Question 7:  Which enzyme(s) catalyses the conversion of acetaldehyde to ethanol?

  1. Pruvate decarboxylase
  2. Alcohol decarboxylase
  3. Pyruvate dehydrogenase
  4. Alcohol dehydrogenase

Question 8:  For every glucose molecule entering glycolysis:

  1. 2 ATP are used
  2. 4 NAD+ used
  3. 4 ATP generated
  4. 4 NADH generated

Question 9:  The net gain of glycolysis is:

  1. 2 ATP
  2. 4 NADH
  3. 2 NAD+
  4. 2 NADH

Question 10: The two ATP forming reactions (substrate level phosphorylation) are:

  1. Glucose>Glucose-6-phosphate
  2. Glyceraldehyde-3-phosphate> 1,3-Bisphosphoglycerate
  3. 3-phosphoglycerate> 2-phosphoglycerate
  4. Phosphoenolpyruvate> pyruvate


It’s a Bird, It’s a Plane, It’s Bromelain and Papain!



Amazing Artwork by: (

I love my dog. There are no ifs, ands or buts about it. He makes me smile, cry, excited and scared at times but at the end of it all, he is one of my closest friends. How would you feel if one of your best friends was really sick? You would be worried and concerned and want to help them in any way you could right? That’s exactly how I felt when my family and I found out that my dog, Ares, had worms. Yes worms. Ew.


Worms are one of pet owner’s worst nightmares but are also the most common health problem for dogs. How did we know he had worms? He habitually kept rubbing his butt on the ground also known as “scooting”. At first, watching him do it made me giggle a little but then I realized he wasn’t doing it for my amusement but rather he seemed to get some kind of relief from it, like he was getting rid of an itch. From that moment, there was no hesitation and straight to the vet we went.


Ares’ favourite vet explained to us the various non-toxic worm remedies that we could use such as common herbs, ground pumpkin seeds as well as pureed carrots.
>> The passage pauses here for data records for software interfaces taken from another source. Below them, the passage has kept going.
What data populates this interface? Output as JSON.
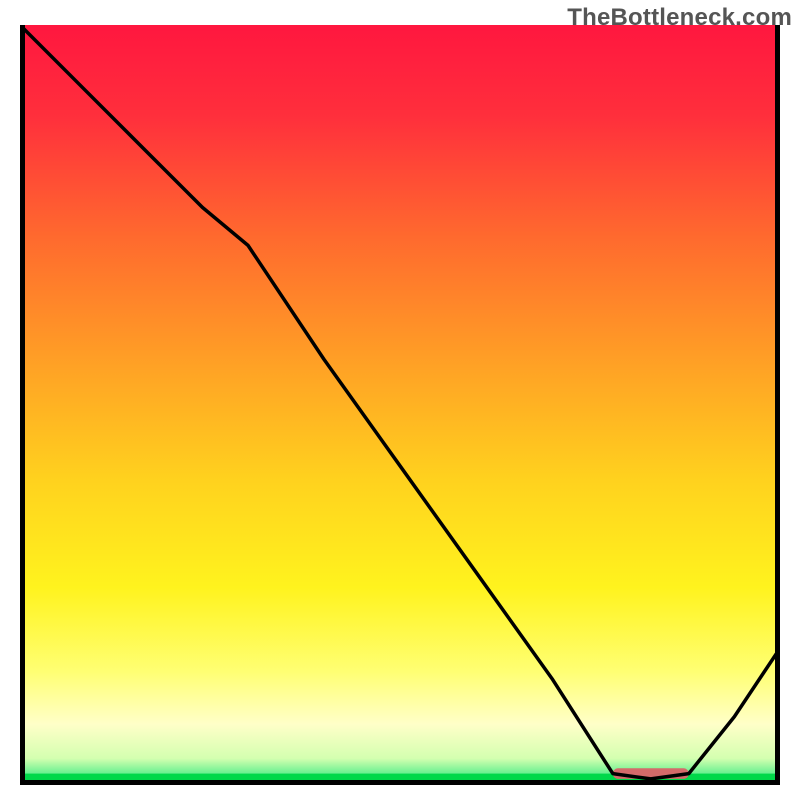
{
  "watermark": "TheBottleneck.com",
  "colors": {
    "frame": "#000000",
    "curve": "#000000",
    "green_band": "#00d84a",
    "sweet_marker": "#d46a6a",
    "gradient_stops": [
      {
        "offset": 0.0,
        "color": "#ff173f"
      },
      {
        "offset": 0.12,
        "color": "#ff2f3c"
      },
      {
        "offset": 0.28,
        "color": "#ff6a2e"
      },
      {
        "offset": 0.45,
        "color": "#ffa225"
      },
      {
        "offset": 0.6,
        "color": "#ffd21e"
      },
      {
        "offset": 0.74,
        "color": "#fff31e"
      },
      {
        "offset": 0.85,
        "color": "#ffff72"
      },
      {
        "offset": 0.92,
        "color": "#ffffc8"
      },
      {
        "offset": 0.965,
        "color": "#d4ffb0"
      },
      {
        "offset": 0.985,
        "color": "#66f090"
      },
      {
        "offset": 1.0,
        "color": "#00d84a"
      }
    ]
  },
  "chart_data": {
    "type": "line",
    "title": "",
    "xlabel": "",
    "ylabel": "",
    "xlim": [
      0,
      100
    ],
    "ylim": [
      0,
      100
    ],
    "green_band_height_pct": 1.5,
    "sweet_spot": {
      "x_start": 78,
      "x_end": 88,
      "y": 1.5,
      "thickness_pct": 1.4
    },
    "frame_stroke_width": 5,
    "curve_stroke_width": 3.5,
    "series": [
      {
        "name": "bottleneck",
        "x": [
          0,
          8,
          16,
          24,
          30,
          40,
          50,
          60,
          70,
          78,
          83,
          88,
          94,
          100
        ],
        "y": [
          100,
          92,
          84,
          76,
          71,
          56,
          42,
          28,
          14,
          1.5,
          0.8,
          1.5,
          9,
          18
        ]
      }
    ]
  }
}
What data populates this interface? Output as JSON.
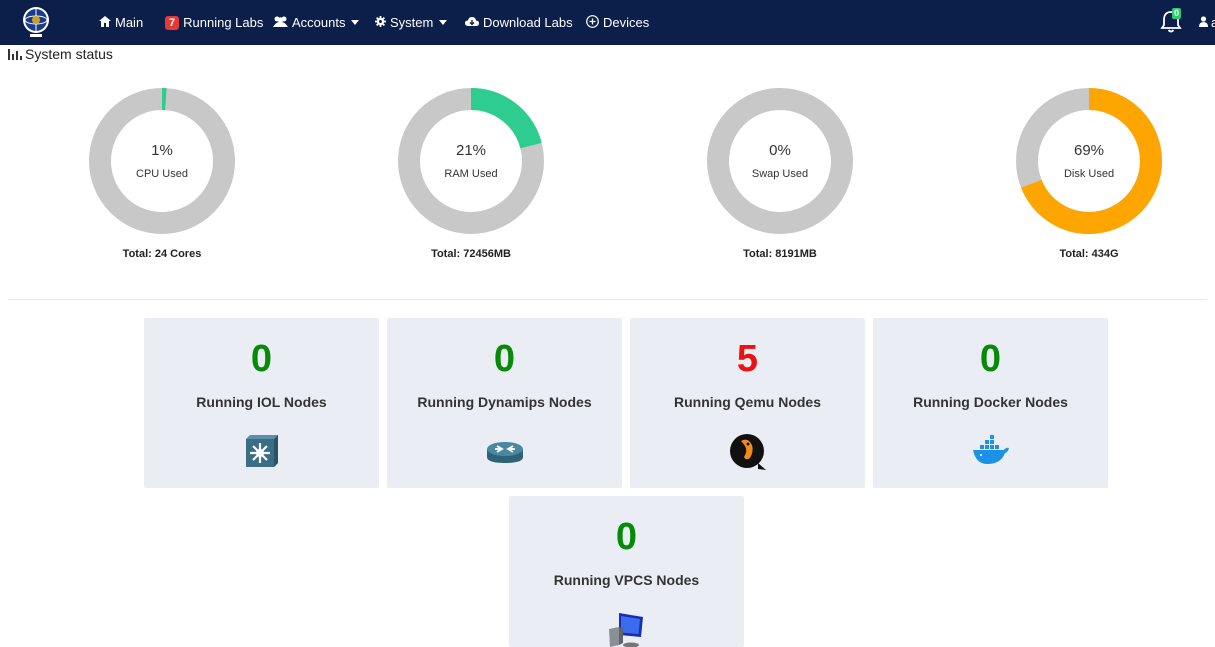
{
  "nav": {
    "items": [
      {
        "icon": "home-icon",
        "label": "Main"
      },
      {
        "icon": "running-labs-badge",
        "badge": "7",
        "label": "Running Labs"
      },
      {
        "icon": "users-icon",
        "label": "Accounts"
      },
      {
        "icon": "gear-icon",
        "label": "System"
      },
      {
        "icon": "cloud-download-icon",
        "label": "Download Labs"
      },
      {
        "icon": "plus-circle-icon",
        "label": "Devices"
      }
    ],
    "notification_count": "0",
    "user_label": "a"
  },
  "system_status": {
    "title": "System status",
    "gauges": [
      {
        "value": "1%",
        "label": "CPU Used",
        "total": "Total: 24 Cores",
        "percent": 1,
        "color": "#2ecc8e"
      },
      {
        "value": "21%",
        "label": "RAM Used",
        "total": "Total: 72456MB",
        "percent": 21,
        "color": "#2ecc8e"
      },
      {
        "value": "0%",
        "label": "Swap Used",
        "total": "Total: 8191MB",
        "percent": 0,
        "color": "#2ecc8e"
      },
      {
        "value": "69%",
        "label": "Disk Used",
        "total": "Total: 434G",
        "percent": 69,
        "color": "#ffa500"
      }
    ],
    "track_color": "#c8c8c8"
  },
  "nodes": [
    {
      "count": "0",
      "title": "Running IOL Nodes",
      "icon": "switch-icon"
    },
    {
      "count": "0",
      "title": "Running Dynamips Nodes",
      "icon": "router-icon"
    },
    {
      "count": "5",
      "title": "Running Qemu Nodes",
      "icon": "qemu-icon",
      "highlight": true
    },
    {
      "count": "0",
      "title": "Running Docker Nodes",
      "icon": "docker-icon"
    },
    {
      "count": "0",
      "title": "Running VPCS Nodes",
      "icon": "computer-icon"
    }
  ],
  "colors": {
    "navbar": "#0b1f4a",
    "count_green": "#078a07",
    "count_red": "#ee1111",
    "card_bg": "#eaeef4"
  }
}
But what fascinated me the most was that she suggested digestive enzymes such as bromelain and papain to take care of the problem.


Figure 1 showing the structure of Bromelain


Figure 2 showing the structure of Papain

In my Biochemistry class, we are learning more and more on the topic of enzymes which has always been interesting to me, especially since they are so amazingly powerful and efficient. In the lecture ( my teacher defined enzymes as biological catalysts that speed up a chemical reaction by providing an alternative pathway with a lower activation energy.


Bromelain and papain are proteolytic enzymes, this means that they break down proteins. Bromelain comes from pineapple while papain is derived from papaya plants. These enzymes can be taken as supplements to aid in the battle against intestinal worms as well as digestive issues. The supplemental enzymes are corrosive towards the outer coating of the worms thus making them weak and forcing their grip away from the intestines.  Once their protective outer “skin” is gone, they can then be burned by the body’s digestive juices. Yes, those parasites can turn into mush!


Bromelain and papain are not only useful for getting rid of those intruders but they also promote muscle contractions, reduce inflammation from wounds and reduce swelling.

Once we finally gave Ares his meds, a week later he was back to his normal self again,  running, jumping biting O.O… but no more butt rubbing YAY! Once again, superheroes bromelain and papain save the day and all is well in the world of Ares.